Separate the eggs; place the yolks in a large mixing bowl, and the whites in a clean, dry smaller bowl. Be sure that there is no speck of yolk in with the whites. Grate the orange rind into the bowl with the yolks. Using a large wire whip, gradually beat in the 2/3 cup sugar. Beat vigorously for a minute or two until the mixture is thick and pale yellow. Beat in the orange juice, then the ground almonds, almond extract, and flour.

Beat the egg whites for a moment at moderate speed; when they begin to foam, add the cream of tartar and salt. Beat at top speed until egg whites form soft peaks, sprinkle in the 1 tbsp sugar and beat a few seconds more until egg whites form stiff peaks when lifted with a spoon or spatula.

Scoop the egg whites over the yolk mixture. Rapidly and delicately fold together, using a rubber spatula; when almost blended, rapidly fold in the melted butter ½ tbsp at a time. Immediately turn the batter into your prepared pan, smoothing over the entire surface. Bang pan briefly on table, to even the mixture, and set in middle level of preheated oven.

Bake for about 10 minutes. Cake is done when barely starting to color, when top is lightly springy or spongy if pressed with fingers, and when the faintest line of separation shows between cake and sides of pan. Do not overcook, or cake will break when rolled; it must be soft and spongy.

Remove from oven and sprinkle top of cake with a 1/16 inch layer of powdered sugar in a sieve. Cover with a sheet of waxed paper. Rinse a towel in cold water, wring it out, and lay over the waxed paper. Turn cake upside down and let cool for 20 minutes.

To unmold, loosen paper lining at one end of pan. Holding paper flat on table, gradually lift off pan, starting at the loose-paper end. Carefully dislodge paper from long sides of cake, then peel it off the top. Trim brown edges all around cake; they will crack when rolled. The cake is now ready for filling, which should be done immediately.

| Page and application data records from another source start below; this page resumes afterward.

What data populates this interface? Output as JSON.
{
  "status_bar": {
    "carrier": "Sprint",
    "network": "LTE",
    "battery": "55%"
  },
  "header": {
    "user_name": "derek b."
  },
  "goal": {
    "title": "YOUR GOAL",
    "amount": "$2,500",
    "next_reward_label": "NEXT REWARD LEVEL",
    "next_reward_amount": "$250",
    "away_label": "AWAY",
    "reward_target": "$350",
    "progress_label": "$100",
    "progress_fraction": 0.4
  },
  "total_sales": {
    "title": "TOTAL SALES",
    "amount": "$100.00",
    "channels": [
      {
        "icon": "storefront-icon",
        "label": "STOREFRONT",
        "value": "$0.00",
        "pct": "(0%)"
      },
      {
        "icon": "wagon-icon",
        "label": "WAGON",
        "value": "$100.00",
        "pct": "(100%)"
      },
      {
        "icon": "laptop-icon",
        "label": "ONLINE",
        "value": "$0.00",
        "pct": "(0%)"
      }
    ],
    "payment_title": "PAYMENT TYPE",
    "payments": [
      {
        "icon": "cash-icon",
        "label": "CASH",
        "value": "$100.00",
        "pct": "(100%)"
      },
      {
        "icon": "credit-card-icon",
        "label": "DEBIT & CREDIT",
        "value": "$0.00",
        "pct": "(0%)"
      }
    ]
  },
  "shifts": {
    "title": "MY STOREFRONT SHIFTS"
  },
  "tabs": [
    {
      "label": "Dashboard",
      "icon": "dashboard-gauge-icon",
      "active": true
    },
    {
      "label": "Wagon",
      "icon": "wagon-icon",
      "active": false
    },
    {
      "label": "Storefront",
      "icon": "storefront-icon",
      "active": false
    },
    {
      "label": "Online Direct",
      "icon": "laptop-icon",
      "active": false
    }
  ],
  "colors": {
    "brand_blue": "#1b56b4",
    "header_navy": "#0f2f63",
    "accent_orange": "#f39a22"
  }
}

It is usually safest to fill and roll the cake promptly. But if you have not overbaked it, you can risk storing it as follows: sprinkle with powdered sugar, cover with waxed paper, roll up in the damp towel, and refrigerate in a plastic bag. The risk is that the cake may dry out, lose its sponginess, and then be unrollable.

Chocolate Ganache Frosting

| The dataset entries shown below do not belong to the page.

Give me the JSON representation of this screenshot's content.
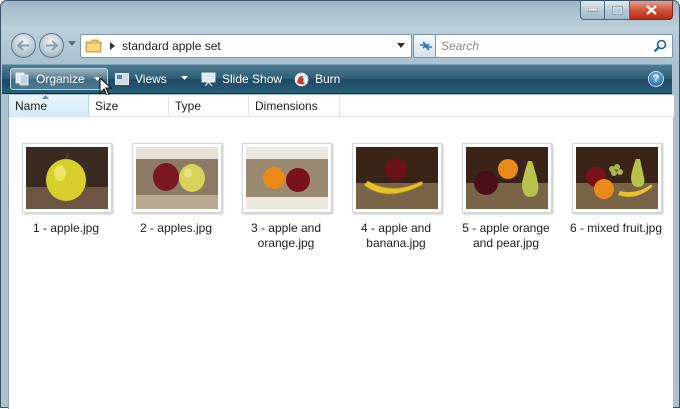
{
  "window": {
    "caption_buttons": [
      "minimize",
      "maximize",
      "close"
    ]
  },
  "address_bar": {
    "path": "standard apple set"
  },
  "search": {
    "placeholder": "Search"
  },
  "toolbar": {
    "organize_label": "Organize",
    "views_label": "Views",
    "slideshow_label": "Slide Show",
    "burn_label": "Burn",
    "help_label": "?"
  },
  "columns": {
    "name": "Name",
    "size": "Size",
    "type": "Type",
    "dimensions": "Dimensions"
  },
  "files": [
    {
      "label_line1": "1 - apple.jpg",
      "label_line2": ""
    },
    {
      "label_line1": "2 - apples.jpg",
      "label_line2": ""
    },
    {
      "label_line1": "3 - apple and",
      "label_line2": "orange.jpg"
    },
    {
      "label_line1": "4 - apple and",
      "label_line2": "banana.jpg"
    },
    {
      "label_line1": "5 - apple orange",
      "label_line2": "and pear.jpg"
    },
    {
      "label_line1": "6 - mixed fruit.jpg",
      "label_line2": ""
    }
  ],
  "icons": {
    "back": "back-arrow-icon",
    "forward": "forward-arrow-icon",
    "folder": "folder-icon",
    "refresh": "refresh-icon",
    "search": "magnifier-icon",
    "organize": "organize-icon",
    "views": "views-icon",
    "slideshow": "slideshow-icon",
    "burn": "burn-disc-icon",
    "help": "help-icon"
  }
}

(source:, from their Double Chocolate Layer Cake recipe)

1 pound fine-quality semisweet chocolate such as Callebaut

1 cup heavy cream

2 tablespoons sugar

2 tablespoons light corn syrup

Finely chop chocolate. In a 1 1/2- to 2-quart saucepan bring cream, sugar, and corn syrup to a boil over moderately low heat, whisking until sugar is dissolved. Remove pan from heat and add chocolate, whisking until chocolate is melted. Cut butter into pieces and add to frosting, whisking until smooth.

Transfer frosting to a bowl and cool, stirring occasionally, until spreadable (depending on chocolate used, it may be necessary to chill frosting to spreadable consistency).

Recycle: almond extract bottle, corn syrup bottle

Compost: eggshells

1 comment:

kamagra said...

This Bûche de Noël looks so delicious, and what a beautiful detail because it is like a trunk with some mushrooms too, it's so cute.m10m